• **INFORMATION SHOWN**:
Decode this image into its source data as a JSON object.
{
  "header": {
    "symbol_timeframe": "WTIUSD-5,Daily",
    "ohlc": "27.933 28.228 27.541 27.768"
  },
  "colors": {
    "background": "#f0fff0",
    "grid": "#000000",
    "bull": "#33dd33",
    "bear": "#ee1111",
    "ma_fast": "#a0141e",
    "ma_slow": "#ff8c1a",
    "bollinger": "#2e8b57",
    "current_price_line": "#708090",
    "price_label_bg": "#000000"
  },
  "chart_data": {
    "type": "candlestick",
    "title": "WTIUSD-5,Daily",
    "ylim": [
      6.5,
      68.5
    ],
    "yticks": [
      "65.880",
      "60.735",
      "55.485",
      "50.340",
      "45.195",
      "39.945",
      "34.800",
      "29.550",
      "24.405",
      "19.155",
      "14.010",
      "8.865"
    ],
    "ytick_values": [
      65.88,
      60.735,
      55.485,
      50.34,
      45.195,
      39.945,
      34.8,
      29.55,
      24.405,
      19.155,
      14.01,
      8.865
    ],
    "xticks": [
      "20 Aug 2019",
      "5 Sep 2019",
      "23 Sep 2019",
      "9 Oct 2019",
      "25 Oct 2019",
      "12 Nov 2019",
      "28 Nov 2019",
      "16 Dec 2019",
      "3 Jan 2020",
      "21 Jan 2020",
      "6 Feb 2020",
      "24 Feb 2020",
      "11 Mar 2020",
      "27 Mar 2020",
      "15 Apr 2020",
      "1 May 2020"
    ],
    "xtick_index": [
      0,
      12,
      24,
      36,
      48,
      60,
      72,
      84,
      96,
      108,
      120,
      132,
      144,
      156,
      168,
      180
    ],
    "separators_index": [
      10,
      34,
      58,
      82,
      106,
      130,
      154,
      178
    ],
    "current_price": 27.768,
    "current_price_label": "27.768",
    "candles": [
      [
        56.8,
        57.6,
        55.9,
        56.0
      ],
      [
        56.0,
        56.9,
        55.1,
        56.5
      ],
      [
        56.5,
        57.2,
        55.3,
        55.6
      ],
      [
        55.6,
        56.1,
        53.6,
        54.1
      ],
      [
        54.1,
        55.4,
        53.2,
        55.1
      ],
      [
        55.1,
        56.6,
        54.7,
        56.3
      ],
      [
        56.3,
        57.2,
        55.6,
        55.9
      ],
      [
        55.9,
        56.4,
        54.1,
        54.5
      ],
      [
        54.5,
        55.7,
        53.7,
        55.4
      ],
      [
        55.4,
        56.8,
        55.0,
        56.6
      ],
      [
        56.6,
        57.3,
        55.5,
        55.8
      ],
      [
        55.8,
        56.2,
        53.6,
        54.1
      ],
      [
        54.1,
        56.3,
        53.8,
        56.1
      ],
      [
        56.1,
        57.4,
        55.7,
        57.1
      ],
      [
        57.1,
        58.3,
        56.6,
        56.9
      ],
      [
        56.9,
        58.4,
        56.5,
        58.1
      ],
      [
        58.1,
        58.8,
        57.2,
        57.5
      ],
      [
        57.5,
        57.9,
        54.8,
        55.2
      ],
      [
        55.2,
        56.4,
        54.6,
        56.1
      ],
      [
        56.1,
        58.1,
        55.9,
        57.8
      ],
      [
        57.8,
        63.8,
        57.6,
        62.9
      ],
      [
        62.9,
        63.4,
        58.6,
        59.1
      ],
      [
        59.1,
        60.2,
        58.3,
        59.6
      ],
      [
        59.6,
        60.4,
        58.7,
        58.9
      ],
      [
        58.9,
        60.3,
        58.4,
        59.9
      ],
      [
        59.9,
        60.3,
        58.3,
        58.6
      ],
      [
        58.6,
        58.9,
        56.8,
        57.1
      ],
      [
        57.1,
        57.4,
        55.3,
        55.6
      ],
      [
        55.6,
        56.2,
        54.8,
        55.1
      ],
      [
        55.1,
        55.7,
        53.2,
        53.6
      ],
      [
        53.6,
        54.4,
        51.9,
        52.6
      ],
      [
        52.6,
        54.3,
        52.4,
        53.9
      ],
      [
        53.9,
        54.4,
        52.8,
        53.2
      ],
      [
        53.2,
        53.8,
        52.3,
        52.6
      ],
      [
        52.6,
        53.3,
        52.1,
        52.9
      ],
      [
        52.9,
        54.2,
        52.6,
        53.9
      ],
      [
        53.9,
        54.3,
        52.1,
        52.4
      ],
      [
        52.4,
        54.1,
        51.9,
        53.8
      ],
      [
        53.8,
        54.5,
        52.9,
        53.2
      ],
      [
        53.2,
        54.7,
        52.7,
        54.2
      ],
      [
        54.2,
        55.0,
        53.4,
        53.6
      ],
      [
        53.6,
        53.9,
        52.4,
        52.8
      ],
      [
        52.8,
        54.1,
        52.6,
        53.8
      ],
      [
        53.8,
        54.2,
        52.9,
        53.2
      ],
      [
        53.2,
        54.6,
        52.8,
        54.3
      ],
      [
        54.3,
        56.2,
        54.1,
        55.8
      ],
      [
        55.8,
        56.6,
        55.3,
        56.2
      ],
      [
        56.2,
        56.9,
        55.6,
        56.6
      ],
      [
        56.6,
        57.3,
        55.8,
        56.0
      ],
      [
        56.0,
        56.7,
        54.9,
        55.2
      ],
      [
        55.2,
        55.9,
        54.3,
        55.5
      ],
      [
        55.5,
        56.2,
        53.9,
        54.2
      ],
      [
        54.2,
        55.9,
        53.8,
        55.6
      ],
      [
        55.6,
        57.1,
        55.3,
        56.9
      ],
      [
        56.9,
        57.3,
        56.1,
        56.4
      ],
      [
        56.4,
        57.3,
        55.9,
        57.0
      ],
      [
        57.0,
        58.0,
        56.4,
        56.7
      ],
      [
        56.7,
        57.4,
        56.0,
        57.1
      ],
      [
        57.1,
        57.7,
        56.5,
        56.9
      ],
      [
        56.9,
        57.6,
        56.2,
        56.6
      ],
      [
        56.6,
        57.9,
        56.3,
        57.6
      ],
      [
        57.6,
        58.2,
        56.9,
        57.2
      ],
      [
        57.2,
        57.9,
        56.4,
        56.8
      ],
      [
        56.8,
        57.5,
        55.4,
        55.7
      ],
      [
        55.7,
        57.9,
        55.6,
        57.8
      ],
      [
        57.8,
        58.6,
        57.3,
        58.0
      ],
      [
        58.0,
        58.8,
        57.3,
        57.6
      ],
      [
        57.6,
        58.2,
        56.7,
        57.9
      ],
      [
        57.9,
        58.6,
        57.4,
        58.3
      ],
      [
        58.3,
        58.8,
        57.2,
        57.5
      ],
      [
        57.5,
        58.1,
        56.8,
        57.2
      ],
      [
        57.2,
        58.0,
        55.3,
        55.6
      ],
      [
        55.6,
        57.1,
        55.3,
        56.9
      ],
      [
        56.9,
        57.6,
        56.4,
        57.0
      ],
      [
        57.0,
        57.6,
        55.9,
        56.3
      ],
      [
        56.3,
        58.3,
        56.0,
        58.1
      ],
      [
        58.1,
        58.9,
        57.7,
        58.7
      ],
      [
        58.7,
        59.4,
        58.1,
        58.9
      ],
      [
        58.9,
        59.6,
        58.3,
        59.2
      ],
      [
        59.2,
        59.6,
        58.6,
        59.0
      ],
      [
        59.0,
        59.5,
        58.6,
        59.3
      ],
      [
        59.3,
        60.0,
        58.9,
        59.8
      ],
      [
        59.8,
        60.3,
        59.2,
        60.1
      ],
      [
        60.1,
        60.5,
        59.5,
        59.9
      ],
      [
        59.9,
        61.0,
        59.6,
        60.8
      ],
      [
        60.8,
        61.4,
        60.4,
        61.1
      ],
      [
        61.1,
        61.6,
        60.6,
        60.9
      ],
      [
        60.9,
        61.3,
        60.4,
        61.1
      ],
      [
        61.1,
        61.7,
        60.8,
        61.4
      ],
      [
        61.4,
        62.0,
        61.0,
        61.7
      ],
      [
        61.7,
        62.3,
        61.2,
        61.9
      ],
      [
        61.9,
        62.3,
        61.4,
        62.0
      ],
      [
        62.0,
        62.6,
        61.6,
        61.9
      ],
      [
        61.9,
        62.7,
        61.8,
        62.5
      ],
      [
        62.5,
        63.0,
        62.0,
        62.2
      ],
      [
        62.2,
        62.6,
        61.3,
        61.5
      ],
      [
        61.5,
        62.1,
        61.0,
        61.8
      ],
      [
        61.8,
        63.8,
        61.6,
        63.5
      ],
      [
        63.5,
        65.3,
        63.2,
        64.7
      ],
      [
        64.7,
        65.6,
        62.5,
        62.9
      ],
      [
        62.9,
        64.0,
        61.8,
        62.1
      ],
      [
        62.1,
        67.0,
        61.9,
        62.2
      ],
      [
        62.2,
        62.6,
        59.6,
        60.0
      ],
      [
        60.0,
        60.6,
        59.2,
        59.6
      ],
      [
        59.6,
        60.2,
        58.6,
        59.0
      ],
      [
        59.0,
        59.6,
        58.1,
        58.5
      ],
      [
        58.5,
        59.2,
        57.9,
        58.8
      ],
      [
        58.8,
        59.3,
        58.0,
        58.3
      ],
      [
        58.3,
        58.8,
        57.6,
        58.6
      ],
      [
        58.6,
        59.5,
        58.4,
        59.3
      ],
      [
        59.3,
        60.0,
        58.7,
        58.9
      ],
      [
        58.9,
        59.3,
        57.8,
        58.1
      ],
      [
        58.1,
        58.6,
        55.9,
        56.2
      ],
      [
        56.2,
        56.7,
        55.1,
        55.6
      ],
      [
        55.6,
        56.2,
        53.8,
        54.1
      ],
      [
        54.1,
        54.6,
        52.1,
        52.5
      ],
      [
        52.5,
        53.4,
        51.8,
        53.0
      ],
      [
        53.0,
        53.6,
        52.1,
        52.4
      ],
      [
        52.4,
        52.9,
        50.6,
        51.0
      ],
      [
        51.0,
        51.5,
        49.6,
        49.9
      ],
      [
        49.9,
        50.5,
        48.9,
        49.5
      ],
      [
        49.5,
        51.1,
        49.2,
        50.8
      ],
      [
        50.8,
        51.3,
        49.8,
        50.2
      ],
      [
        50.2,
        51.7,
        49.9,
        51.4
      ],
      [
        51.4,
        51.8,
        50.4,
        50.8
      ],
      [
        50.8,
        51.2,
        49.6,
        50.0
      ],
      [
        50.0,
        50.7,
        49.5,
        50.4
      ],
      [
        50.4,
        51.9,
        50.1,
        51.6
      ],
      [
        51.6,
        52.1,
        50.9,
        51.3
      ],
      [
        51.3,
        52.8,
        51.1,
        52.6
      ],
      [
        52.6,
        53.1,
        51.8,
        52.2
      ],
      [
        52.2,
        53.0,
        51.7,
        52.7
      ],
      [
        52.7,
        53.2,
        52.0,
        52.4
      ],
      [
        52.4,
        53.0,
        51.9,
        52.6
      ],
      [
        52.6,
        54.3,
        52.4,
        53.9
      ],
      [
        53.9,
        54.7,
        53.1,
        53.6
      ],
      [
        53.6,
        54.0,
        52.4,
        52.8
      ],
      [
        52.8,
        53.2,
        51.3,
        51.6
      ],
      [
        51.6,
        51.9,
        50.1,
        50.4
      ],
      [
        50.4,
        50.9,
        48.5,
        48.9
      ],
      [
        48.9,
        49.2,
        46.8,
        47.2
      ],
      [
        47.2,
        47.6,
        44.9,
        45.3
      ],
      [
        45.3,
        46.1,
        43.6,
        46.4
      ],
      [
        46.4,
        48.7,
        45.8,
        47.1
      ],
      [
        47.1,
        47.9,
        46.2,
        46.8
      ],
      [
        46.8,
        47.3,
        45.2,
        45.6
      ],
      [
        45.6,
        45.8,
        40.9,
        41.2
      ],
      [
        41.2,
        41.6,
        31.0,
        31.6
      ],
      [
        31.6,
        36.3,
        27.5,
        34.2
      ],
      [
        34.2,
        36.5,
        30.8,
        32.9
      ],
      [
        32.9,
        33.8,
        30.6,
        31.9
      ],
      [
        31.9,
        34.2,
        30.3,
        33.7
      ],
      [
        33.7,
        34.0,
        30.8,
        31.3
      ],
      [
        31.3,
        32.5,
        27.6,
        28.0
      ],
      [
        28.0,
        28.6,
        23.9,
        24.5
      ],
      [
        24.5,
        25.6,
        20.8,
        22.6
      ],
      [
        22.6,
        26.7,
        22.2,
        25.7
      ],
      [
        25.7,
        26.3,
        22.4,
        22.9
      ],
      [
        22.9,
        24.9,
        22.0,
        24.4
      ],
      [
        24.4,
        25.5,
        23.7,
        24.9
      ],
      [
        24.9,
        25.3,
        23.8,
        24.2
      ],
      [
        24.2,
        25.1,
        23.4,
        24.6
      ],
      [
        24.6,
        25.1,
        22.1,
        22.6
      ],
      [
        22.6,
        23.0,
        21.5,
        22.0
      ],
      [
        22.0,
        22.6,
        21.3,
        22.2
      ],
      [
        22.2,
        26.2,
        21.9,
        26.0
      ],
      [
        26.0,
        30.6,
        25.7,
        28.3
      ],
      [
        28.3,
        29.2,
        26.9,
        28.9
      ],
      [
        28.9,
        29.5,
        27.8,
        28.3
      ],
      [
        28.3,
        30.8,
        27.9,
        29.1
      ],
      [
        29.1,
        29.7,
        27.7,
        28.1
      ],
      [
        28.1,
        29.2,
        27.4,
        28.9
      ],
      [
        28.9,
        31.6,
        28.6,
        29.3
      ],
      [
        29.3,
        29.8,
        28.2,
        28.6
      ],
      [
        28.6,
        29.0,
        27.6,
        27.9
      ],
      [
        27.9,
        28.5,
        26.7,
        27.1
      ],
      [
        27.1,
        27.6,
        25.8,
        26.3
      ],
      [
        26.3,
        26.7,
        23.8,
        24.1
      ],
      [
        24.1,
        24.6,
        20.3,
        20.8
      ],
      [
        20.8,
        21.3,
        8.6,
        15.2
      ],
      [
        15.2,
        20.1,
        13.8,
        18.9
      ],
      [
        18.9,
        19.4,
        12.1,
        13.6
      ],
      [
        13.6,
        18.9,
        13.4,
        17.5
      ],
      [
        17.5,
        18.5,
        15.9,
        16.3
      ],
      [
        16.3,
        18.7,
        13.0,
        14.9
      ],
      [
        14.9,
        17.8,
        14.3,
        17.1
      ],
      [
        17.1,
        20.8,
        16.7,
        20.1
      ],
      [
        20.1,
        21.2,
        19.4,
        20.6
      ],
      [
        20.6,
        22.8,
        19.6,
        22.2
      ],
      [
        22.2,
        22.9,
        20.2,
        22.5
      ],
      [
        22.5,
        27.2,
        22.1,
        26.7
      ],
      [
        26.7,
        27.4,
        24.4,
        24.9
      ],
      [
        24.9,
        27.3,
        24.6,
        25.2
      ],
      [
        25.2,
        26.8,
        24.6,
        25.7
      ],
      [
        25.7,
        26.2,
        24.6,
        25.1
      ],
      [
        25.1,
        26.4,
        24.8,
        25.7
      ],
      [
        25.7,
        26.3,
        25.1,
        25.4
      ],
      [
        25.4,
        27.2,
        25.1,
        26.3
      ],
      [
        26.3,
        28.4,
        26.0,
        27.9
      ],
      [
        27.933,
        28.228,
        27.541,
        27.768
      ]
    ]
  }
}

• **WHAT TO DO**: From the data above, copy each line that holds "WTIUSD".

• **REPLY TO THE TASK**:
    "symbol_timeframe": "WTIUSD-5,Daily",
    "title": "WTIUSD-5,Daily",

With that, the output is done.